The long awaited decision in the case of MM and others v The Secretary of State for the Home Department  EWCA Civ 985 (“MM 2014”) has today been given by the Court of Appeal.
It has particular significance for those seeking permission to enter or remain in the UK under the fiancé, unmarried partner or spouse categories brought into the immigration rules on 9 July 2012, which introduced specific maintenance requirements, see below.
The Court of Appeal’s decision allows the Secretary of State’s appeal and overturns the previous High Court judgement which challenged the government’s rules of 9 July. It is a significant blow to those British spouses who were hoping to see an end to the strict financial criteria and can certainly be seen as a victory for the Home Secretary, Ms Theresa May with less than 12 months to go before an election. However, it is highly likely that the Court of Appeal’s decision will be challenged so this is not necessarily the end. We initially reported that limited permission had been granted by the Court of Appeal to the Supreme Court on the 11 July, this was based on a circular released on the day of decision, we have now spoken to one of the barrister’s involved and he has advised that an application to appeal the decision has not yet been filed.
If you are seeking permission to enter or remain in the UK under the fiancé, unmarried partner or spouse rules as an established firm of UK immigration solicitors, RLegal can advise on the implications of the decision and guide you through the complex immigration process for partners.
9th July 2012 changes
The 9 July 2012 amendements to the immigration rules introduced a specific maintenance threshold that a sponsor was required to meet in order for their non EEA family members had to meet to join them in the UK. The level was set at an annual gross salary £18,600 for a partner plus £3800 for the first dependant child and £2600 for each dependant child thereafter. The stated reasoning behind the income levels were that these were the amounts above which a family could not claim public benefits. It has since been shown that these levels may have been set artificially high and it this point which sits at the heart of today’s decision.
Decision of the Court of Appeal in the case of MM 2014
The Court of Appeal reviewed the historical basis of the immigration rules, case laws related to spouses and the decision of the previous court. The leading judgement was given by Lord Justice Aikens.
In making its finding the court concluded that the work of the Migration Advisory Committee (MAC), as to how the figure of £18600 was reached, showed:

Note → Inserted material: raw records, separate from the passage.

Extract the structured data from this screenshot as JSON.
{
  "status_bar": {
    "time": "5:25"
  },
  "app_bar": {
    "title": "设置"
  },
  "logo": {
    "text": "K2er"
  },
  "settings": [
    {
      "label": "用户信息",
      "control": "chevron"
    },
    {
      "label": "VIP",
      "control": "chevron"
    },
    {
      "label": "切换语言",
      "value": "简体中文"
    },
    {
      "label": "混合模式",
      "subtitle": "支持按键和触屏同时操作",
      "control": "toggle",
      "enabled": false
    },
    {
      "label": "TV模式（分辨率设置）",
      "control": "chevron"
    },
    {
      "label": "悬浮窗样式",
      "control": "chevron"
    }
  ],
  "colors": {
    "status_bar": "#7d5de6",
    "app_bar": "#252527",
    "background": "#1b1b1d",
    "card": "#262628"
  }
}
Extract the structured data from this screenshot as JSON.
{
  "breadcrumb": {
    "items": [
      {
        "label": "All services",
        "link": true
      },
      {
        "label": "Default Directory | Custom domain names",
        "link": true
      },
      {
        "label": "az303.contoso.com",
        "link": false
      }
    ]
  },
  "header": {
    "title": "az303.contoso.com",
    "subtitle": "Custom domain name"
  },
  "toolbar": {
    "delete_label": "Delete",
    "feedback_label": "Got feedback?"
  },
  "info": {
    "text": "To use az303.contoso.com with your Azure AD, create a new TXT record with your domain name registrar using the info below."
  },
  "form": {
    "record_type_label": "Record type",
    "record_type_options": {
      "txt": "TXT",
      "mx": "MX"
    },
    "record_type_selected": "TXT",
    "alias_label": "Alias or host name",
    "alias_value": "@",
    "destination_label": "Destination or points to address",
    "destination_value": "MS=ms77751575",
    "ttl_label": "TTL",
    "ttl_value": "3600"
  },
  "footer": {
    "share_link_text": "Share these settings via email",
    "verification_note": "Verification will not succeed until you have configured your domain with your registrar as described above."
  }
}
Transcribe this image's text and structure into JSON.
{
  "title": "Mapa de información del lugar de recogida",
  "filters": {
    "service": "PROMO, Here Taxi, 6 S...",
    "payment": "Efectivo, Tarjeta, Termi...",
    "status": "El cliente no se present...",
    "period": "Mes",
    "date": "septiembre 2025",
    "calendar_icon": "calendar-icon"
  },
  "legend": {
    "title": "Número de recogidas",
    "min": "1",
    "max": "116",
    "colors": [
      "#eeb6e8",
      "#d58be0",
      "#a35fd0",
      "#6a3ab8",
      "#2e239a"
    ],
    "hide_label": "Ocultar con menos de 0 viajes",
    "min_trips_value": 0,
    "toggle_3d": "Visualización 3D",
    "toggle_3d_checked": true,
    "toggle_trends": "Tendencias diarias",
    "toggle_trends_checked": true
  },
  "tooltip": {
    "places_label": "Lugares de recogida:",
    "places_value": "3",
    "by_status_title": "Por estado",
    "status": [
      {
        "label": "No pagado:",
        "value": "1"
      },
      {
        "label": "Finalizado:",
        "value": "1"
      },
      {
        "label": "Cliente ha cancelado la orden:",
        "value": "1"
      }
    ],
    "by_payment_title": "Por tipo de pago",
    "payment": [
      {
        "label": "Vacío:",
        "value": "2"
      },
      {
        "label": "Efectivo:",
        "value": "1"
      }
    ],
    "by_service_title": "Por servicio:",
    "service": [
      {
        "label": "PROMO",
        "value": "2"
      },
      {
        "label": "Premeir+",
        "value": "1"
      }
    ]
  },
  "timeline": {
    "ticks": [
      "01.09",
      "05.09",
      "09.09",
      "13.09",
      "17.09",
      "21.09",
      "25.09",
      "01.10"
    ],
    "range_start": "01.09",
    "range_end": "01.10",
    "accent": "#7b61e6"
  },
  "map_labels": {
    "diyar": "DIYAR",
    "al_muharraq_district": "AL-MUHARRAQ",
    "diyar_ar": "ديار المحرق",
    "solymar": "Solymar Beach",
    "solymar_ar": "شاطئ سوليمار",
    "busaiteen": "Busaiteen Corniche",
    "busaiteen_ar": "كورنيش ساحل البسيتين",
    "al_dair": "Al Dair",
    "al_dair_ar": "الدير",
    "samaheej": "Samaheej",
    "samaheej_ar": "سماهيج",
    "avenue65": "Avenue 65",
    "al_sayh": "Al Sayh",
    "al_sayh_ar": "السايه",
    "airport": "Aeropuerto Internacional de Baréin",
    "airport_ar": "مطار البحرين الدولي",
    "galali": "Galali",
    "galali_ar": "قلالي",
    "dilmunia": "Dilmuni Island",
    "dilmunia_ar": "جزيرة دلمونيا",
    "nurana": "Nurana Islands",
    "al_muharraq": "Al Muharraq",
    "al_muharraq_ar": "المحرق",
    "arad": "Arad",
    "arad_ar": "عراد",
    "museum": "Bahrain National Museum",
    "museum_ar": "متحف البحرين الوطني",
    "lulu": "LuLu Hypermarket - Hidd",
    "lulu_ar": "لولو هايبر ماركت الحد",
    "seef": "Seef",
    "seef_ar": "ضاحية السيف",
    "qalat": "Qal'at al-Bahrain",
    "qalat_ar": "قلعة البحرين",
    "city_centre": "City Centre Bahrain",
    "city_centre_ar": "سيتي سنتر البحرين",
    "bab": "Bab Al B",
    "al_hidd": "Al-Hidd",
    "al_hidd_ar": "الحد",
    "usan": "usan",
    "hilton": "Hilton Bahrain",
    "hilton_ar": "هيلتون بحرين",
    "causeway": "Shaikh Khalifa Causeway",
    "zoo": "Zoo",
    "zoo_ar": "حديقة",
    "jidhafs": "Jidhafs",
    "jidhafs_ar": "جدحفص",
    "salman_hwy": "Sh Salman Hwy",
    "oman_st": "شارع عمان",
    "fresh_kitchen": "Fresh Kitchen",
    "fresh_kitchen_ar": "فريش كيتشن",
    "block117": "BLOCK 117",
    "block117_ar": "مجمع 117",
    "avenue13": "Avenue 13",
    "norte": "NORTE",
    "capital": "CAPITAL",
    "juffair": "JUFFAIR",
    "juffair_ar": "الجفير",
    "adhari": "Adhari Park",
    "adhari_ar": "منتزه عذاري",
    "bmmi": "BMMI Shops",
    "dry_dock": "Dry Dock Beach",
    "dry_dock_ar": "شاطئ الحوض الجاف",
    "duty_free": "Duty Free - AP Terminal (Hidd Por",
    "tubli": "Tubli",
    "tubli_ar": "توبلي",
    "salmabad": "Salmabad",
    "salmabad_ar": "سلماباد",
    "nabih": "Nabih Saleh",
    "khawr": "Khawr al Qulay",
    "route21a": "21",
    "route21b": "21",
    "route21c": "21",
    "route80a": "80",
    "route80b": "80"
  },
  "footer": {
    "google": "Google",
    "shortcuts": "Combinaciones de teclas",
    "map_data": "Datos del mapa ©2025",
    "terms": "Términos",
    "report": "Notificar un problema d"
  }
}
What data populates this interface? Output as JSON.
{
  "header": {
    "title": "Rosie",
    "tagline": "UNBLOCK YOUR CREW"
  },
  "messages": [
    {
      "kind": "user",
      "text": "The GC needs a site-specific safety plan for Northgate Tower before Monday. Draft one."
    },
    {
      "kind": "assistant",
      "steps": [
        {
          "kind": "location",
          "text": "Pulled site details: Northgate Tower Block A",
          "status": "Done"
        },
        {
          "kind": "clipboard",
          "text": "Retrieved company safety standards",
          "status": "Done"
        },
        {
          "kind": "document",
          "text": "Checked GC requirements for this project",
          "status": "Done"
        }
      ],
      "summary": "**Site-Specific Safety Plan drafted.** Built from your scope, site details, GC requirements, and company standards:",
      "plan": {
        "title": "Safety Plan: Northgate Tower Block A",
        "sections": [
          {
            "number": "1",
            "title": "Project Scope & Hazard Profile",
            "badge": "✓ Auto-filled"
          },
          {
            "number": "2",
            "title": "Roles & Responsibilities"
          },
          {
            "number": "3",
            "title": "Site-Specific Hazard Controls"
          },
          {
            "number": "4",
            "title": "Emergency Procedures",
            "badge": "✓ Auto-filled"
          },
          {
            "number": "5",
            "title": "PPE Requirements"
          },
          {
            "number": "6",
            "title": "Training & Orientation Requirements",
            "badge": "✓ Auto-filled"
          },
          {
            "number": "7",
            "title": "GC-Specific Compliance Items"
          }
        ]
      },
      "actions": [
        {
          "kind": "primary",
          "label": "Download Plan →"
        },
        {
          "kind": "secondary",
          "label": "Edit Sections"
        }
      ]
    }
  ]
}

‘there is clearly a “rational connection” between both the figures chosen and the aim of the policy.’
It found that the government had the right to research what the necessary levels of income and savings should be and the reliability of it when setting the income threshold. It was also satisfied the figures had not just come from ‘out of the air in an unthinking way’.
Perhaps interestingly for the court, the case was about what level of threshold could be set and, that the policy guidance for this could be obtained from the MAC – and by undertaking research, the Secretary of State had ‘discharged’ her duty and any ‘interference’ was indeed ‘fair’.
It is almost certain that the decision of the Court of Appeal will be challenged in the Supreme Court. Given the length of time it has taken for the High Court’s decision to be challenged, it is probably safe to assume that a decision in the Supreme Court will not be made this side of the election.
Also, given the importance of the case and that it is accepted by all parties that a central aspect of the case revolved essentially around Article 8, it is likely that the case will eventually go to the European Court of Human Rights (ECHR). Perhaps an irony in this case is that the ECHR - a European court is likely to have the final say! Perhaps we should all start calculating our time limits.
We await the official Home Office response and an announcement on how it will deal with cases lodged which did not meet the 9 July 2012 changes, but were put on hold pending this decision. We suspect that the Home Office will proceed to refuse such applications which would be in vogue with its current thinking. Perhaps what is important is that applicants who fall foul of the maintenance threshold should still consider preparing and pursuing an application under Article 8.
In our view this is certainly a controversial decision. It raises some interesting points about the MAC and the court’s reliance on it’s report.
We expect considerable media attention, particularly on how it continues to impact on those who have been caught by the 9 July 2012 changes.
RLegal is firm of specialist UK immigration solicitors based in central London.
If you are require assistance with a fiancé, unmarried partner or spouse case, we can be contacted through our online contact form, via email at email@example.com or on 020 7038 3980.